## EXERCISE AIM:
Word for word, repeat the records, leaving every picture behind.

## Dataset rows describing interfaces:
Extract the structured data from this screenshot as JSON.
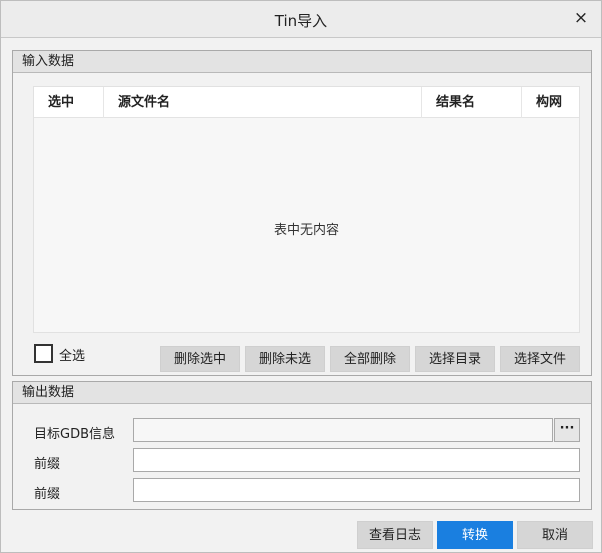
{
  "window": {
    "title": "Tin导入",
    "close_icon": "×"
  },
  "input_section": {
    "title": "输入数据",
    "columns": [
      "选中",
      "源文件名",
      "结果名",
      "构网"
    ],
    "empty_text": "表中无内容",
    "select_all_label": "全选",
    "buttons": [
      "删除选中",
      "删除未选",
      "全部删除",
      "选择目录",
      "选择文件"
    ]
  },
  "output_section": {
    "title": "输出数据",
    "target_gdb_label": "目标GDB信息",
    "target_gdb_value": "",
    "browse_label": "···",
    "prefix_label_1": "前缀",
    "prefix_value_1": "",
    "prefix_label_2": "前缀",
    "prefix_value_2": ""
  },
  "footer": {
    "view_log": "查看日志",
    "convert": "转换",
    "cancel": "取消"
  },
  "colors": {
    "primary": "#1a7fe0"
  }
}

## RESULT:
Extract the structured data from this screenshot as JSON.
{
  "window": {
    "title": "Tin导入",
    "close_icon": "×"
  },
  "input_section": {
    "title": "输入数据",
    "columns": [
      "选中",
      "源文件名",
      "结果名",
      "构网"
    ],
    "empty_text": "表中无内容",
    "select_all_label": "全选",
    "buttons": [
      "删除选中",
      "删除未选",
      "全部删除",
      "选择目录",
      "选择文件"
    ]
  },
  "output_section": {
    "title": "输出数据",
    "target_gdb_label": "目标GDB信息",
    "target_gdb_value": "",
    "browse_label": "···",
    "prefix_label_1": "前缀",
    "prefix_value_1": "",
    "prefix_label_2": "前缀",
    "prefix_value_2": ""
  },
  "footer": {
    "view_log": "查看日志",
    "convert": "转换",
    "cancel": "取消"
  },
  "colors": {
    "primary": "#1a7fe0"
  }
}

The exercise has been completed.